Holy House in the High Desert

In the spring of 1900, a man named Jim Butler found silver in Tonopah, Nev. It was one of the biggest silver strikes ever made in that part of the country.

As it happened, the area's Catholic priest — its first Catholic priest — was also named Jim Butler. The two were not related, but that probably didn't stop some locals from scratching their heads in wonder over the possibility of a priest-prospector.

At the time the silver strike occurred, Father Butler was serving a parish in the tiny town of Austin, Nev., about 100 miles north of Tonopah. Upon hearing of the discovery, many of his people headed south to look for work in the newly opened mines.

Father Butler was right behind, seeing to their spiritual needs and, in 1902, helping to establish St. Patrick's Catholic Church. Over the next few years the mining tapered off; with it went many of Father Butler's parishioners.

The original edifice built by that first group, made up largely of Irish immigrants, lasted until 1966. A wooden structure, it burned to the ground in that year. About a year later, the rectory was also destroyed by fire. The time had come to build a new church and rectory in Tonopah.

The parish had been run by diocesan priests except for in the 1970s, when a Jesuit served as pastor for about four years. The present pastor is also a Jesuit and a retired psychology professor from the University of San Francisco.

The parish is part of the Diocese of Las Vegas. On March 17, 2002 — the feast of St. Patrick — the parish celebrated the 100th anniversary of its founding. Las Vegas Bishop Joseph Pepe celebrated the anniversary Mass.

On the St. Patrick Church grounds is a mounted church bell from the original church. Fifth-graders in the parish religious education program ring it before Sunday Mass. Sitting atop the church is a large, neon cross. It's never turned off. Thanks to the church's position on a hill, the cross can be seen for miles.

Two Bishops Grew Here

Inside, St. Patrick's is resplendent in warm woodwork that creates a soothing, rustic ambience. The ceiling is rich walnut; it matches the lighter hue of the walnut pews below and compliments the soft white walls.

As parishioners enter St. Patrick's from the front door, they are reminded that their patron inter-cedes for them — an icon of his image watches over the church from the rear.

In addition, above and behind the altar, again with a background of walnut paneling, is a large portrait of the greatest of all Irish saints. It was given to the parish by now-retired Bishop Norman McFarland.

Each St. Patrick's Day, the church holds a special liturgy, followed by a major celebration for which most of the town turns out.

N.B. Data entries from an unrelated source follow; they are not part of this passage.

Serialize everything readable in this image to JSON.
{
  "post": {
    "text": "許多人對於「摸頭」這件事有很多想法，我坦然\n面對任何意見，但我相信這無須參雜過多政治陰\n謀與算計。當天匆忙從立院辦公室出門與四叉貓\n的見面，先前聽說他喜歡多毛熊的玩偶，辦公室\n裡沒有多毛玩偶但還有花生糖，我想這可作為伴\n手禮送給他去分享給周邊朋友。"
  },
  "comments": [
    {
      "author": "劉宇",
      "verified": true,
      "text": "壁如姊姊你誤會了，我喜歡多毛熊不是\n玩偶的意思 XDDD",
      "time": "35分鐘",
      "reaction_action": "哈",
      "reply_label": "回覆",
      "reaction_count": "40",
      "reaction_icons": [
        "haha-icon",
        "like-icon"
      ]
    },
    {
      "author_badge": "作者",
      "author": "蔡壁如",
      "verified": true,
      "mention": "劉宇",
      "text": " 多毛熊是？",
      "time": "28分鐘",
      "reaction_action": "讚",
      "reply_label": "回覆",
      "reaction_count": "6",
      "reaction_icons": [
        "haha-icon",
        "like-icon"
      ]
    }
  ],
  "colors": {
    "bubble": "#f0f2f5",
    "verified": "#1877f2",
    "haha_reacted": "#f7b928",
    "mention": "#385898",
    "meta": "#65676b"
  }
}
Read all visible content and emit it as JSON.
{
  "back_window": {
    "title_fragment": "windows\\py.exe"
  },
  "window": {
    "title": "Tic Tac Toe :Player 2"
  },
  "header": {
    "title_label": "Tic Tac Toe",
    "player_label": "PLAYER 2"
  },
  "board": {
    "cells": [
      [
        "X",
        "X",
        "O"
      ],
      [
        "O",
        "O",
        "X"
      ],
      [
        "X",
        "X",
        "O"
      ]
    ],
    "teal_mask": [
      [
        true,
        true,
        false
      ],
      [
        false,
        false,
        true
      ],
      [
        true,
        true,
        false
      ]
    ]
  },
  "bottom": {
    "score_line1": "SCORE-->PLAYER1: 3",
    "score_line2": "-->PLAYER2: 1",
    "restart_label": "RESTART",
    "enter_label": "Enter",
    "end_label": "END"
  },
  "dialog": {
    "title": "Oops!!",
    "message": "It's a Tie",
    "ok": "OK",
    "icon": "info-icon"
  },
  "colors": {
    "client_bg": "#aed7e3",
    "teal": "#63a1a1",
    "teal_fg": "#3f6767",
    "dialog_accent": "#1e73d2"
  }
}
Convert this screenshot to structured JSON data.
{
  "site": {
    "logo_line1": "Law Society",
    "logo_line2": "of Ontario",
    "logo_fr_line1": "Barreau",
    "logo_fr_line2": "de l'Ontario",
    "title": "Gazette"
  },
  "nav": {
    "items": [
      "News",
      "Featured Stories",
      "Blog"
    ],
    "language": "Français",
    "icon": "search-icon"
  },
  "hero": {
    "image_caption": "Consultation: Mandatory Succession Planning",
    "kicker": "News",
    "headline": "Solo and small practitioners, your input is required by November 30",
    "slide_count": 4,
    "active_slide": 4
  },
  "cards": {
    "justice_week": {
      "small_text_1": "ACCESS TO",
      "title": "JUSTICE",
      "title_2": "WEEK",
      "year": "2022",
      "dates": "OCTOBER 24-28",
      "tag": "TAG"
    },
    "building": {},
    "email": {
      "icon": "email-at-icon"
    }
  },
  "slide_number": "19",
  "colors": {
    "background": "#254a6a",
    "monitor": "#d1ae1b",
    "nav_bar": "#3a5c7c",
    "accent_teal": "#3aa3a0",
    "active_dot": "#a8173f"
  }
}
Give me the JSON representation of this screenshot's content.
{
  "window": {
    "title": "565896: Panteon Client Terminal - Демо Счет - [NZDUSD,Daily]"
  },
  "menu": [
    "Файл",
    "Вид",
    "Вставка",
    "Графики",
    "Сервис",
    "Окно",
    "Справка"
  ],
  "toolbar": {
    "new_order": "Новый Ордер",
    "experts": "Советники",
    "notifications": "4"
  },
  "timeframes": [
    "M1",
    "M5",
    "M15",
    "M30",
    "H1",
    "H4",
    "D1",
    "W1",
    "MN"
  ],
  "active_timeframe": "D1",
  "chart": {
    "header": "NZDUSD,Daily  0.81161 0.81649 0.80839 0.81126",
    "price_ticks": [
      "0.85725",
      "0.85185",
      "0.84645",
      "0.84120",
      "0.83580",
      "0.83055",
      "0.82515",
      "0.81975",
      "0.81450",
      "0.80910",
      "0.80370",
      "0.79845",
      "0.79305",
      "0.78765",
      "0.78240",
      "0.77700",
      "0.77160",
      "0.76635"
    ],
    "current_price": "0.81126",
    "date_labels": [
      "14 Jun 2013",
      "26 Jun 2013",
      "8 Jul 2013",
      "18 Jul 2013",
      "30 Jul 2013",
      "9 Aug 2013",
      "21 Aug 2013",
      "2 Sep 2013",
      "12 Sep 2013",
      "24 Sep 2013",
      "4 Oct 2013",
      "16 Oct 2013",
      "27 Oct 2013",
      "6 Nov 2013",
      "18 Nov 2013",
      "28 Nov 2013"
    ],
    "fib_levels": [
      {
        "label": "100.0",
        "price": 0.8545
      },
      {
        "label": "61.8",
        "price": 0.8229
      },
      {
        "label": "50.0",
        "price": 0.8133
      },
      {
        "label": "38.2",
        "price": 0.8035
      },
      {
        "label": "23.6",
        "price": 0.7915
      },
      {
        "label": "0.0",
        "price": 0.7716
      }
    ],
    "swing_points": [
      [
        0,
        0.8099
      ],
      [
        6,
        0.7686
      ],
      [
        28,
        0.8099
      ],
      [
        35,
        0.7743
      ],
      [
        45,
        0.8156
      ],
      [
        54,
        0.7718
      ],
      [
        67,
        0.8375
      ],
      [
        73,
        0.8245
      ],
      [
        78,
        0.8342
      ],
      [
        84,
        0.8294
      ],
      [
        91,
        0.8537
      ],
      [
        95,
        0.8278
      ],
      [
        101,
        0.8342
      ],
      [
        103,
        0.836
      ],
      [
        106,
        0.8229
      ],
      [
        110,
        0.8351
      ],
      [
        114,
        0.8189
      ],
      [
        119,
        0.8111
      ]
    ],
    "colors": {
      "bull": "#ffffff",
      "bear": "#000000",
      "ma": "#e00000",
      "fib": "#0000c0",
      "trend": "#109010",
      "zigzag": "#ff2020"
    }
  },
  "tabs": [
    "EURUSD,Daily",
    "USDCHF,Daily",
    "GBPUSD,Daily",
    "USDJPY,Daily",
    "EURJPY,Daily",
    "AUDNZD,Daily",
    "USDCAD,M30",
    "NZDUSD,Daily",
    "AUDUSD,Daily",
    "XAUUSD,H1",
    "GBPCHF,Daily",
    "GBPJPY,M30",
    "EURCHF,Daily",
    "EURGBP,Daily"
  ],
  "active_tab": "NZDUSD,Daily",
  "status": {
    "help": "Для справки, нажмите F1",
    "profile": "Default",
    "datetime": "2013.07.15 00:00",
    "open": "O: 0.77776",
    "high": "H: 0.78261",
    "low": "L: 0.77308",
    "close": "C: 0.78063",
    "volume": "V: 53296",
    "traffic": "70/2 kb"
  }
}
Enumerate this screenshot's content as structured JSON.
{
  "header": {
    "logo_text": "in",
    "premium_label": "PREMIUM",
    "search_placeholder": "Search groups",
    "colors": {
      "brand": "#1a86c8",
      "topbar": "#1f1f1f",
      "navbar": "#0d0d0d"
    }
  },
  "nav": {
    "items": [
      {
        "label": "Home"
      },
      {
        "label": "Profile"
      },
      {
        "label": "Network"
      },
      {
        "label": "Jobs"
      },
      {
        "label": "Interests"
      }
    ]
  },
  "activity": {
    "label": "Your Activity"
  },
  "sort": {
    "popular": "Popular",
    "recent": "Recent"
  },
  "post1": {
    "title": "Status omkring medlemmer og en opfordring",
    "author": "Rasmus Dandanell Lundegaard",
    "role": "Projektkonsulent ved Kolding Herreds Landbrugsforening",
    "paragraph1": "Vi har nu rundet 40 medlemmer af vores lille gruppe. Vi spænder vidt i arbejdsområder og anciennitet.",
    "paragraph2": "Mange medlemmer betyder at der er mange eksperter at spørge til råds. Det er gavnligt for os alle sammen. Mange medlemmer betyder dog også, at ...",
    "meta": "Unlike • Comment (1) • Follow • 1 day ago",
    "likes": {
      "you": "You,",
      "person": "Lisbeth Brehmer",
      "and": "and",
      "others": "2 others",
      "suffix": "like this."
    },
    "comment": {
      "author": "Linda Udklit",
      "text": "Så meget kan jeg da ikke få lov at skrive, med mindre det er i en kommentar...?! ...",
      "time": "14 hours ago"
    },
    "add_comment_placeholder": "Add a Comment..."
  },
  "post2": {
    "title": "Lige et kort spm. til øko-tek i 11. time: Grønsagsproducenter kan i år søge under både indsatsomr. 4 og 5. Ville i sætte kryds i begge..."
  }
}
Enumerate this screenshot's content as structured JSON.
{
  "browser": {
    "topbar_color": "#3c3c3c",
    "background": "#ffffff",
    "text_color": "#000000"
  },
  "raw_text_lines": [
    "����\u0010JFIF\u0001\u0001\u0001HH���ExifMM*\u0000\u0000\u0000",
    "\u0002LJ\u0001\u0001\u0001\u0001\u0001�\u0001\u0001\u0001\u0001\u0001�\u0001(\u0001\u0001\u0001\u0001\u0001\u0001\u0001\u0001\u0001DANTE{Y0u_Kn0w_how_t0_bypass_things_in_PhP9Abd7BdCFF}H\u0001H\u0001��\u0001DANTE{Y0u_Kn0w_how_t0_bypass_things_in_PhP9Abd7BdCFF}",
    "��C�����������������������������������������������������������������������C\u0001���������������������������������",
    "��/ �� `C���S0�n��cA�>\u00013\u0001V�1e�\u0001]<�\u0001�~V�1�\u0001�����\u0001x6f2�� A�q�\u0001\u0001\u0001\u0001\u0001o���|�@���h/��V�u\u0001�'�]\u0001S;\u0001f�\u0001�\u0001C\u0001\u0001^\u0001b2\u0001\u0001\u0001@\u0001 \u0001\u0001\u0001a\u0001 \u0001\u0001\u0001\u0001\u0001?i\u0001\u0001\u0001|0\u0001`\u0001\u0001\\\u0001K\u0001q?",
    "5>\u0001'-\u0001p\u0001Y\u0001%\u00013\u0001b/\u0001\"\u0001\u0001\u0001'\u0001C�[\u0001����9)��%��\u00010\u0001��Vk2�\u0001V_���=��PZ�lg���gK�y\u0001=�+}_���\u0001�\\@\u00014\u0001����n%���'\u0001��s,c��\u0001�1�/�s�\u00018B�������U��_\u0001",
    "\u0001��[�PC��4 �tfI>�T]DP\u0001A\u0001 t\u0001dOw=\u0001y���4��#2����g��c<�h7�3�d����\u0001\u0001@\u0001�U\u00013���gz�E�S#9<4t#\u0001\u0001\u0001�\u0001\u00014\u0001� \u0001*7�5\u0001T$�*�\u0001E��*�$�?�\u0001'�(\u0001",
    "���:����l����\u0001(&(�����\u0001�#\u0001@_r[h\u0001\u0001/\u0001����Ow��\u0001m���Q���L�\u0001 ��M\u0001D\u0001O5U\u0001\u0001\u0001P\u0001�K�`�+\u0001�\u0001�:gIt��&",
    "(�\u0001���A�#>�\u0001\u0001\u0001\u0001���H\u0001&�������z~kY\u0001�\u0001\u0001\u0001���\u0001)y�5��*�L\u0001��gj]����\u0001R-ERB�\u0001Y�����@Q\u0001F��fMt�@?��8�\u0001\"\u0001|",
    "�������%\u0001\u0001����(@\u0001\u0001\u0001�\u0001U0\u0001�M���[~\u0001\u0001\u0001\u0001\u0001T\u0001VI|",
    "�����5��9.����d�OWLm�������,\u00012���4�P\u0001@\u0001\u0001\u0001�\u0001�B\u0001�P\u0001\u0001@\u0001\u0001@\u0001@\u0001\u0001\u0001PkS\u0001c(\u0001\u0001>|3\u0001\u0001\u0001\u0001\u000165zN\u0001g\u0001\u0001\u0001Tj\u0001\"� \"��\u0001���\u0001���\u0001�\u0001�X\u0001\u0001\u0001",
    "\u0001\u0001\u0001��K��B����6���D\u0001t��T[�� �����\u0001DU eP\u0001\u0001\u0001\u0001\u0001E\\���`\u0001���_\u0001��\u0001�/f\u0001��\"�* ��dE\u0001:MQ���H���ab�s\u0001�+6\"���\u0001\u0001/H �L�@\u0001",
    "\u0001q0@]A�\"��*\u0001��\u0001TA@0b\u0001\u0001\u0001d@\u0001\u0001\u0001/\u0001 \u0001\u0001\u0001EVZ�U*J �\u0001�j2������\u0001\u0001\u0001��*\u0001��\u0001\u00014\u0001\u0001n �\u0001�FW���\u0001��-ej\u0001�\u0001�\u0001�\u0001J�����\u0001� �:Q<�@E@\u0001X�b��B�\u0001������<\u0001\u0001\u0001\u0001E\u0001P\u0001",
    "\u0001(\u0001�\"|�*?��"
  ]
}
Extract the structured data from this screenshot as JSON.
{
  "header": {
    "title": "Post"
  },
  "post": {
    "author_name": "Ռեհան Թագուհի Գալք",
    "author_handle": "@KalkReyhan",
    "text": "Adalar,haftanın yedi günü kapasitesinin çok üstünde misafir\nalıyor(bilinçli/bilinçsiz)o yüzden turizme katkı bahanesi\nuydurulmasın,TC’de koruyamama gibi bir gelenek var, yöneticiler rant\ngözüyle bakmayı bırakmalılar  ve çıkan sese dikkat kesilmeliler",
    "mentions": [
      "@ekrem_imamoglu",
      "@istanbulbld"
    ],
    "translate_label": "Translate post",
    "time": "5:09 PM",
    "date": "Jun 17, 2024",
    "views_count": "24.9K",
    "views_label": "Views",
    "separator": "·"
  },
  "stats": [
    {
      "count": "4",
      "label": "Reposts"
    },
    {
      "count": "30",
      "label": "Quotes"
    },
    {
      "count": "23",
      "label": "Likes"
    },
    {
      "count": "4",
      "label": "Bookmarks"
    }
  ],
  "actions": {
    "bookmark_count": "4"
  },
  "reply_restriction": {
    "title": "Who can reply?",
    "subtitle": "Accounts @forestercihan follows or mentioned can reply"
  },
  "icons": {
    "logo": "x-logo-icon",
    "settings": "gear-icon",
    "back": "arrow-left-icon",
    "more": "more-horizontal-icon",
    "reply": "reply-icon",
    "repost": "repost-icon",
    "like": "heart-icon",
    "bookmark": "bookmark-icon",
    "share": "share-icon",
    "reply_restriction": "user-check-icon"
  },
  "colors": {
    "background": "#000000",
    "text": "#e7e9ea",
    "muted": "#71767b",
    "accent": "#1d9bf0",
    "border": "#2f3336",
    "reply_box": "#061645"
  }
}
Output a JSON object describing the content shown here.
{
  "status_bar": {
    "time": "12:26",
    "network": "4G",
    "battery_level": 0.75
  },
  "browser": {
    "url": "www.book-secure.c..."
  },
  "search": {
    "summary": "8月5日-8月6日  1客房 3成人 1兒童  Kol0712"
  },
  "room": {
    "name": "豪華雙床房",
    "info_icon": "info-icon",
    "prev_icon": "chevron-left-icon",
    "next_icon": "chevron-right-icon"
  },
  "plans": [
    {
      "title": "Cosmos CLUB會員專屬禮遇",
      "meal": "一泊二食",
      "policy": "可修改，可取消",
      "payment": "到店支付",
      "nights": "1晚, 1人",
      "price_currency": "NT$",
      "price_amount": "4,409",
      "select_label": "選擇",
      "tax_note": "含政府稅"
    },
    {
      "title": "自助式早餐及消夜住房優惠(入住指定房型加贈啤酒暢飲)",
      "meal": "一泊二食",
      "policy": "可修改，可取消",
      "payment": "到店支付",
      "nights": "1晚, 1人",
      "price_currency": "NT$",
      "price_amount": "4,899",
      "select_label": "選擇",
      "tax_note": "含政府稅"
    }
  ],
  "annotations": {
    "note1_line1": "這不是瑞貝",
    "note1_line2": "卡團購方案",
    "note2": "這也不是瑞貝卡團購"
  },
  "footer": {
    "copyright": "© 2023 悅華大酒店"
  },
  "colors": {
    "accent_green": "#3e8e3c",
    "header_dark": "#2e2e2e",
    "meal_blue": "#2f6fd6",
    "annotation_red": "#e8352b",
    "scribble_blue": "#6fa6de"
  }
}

And inside the church is a special plaque celebrating the fact that, surprisingly enough, two bishops have come out of the small St. Patrick's Parish in Tonopah. Both men were born and raised in town and were parishioners of this church. Perhaps that bit of history goes to show that the grace of God falls where it will — including on a little mining town in the middle of a desert. The plaque reads:

Most Rev. Thomas J. Connolly, Bishop of Baker in Oregon.

Most Rev. William R. Johnson, First Bishop of Orange in California.

“They Got Their Start In Tonopah.”

Words and Music

Two bishops from this one, small church — that certainly impressed this Catholic traveler. But I was equally taken with the extraordinary faith of St. Patrick's present parishioners.

I'm not sure what I expected to find in these remote parts, involvement-wise, but I was struck by the devotion and participation I saw. For example, it turns out the people of St. Patrick's of Tonopah love doctrinal instruction, giving their priests the feeling that they are truly filling a need. According to the present pastor, Jesuit Father James McCauley, who has been a classroom professor much of his adult life, a weekly lecture series on Church teachings has proved popular.

The small parish is big on music, too. Recently Father McCauley invited a four-member Gregorian choir from San Francisco — they call themselves Schola Gregoriana — to sing traditional Gregorian music at one of the weekend Masses.

The parishioners, says Father McCauley, were delighted. They appreciated the opportunity to hear Gregorian singing and expressed how moved they were by it. As a result, the pastor plans to incorporate more Gregorian singing into future liturgies.

These are days of feast and festivity for St. Patrick's, no doubt about that. But it hasn't always been so: The parishioners here have persevered through some long stretches of time when no priest was available to them.

The word Tonopah is said to be a Native American term for “scarce water.” That seems fitting for the parish of St. Patrick's. For the more scarce the water, the more it's appreciated when it is available in abundance. And the times when the drought looks like it may go on forever can be providential opportunities to learn to trust in God.

As the people of St. Patrick's have shown for more than a century now, three things will always endure for those who trust in the Lord — faith, hope and love.

Joseph Albino writes from Syracuse, New York.

The Earth is Not Our Mother

“The main point of Christianity was this: that Nature is not our mother: Nature is our sister. We can be proud of her beauty, since we have the same father; but she has no authority over us; we have to admire, but not to imitate.”—G.K. Chesterton, Orthodoxy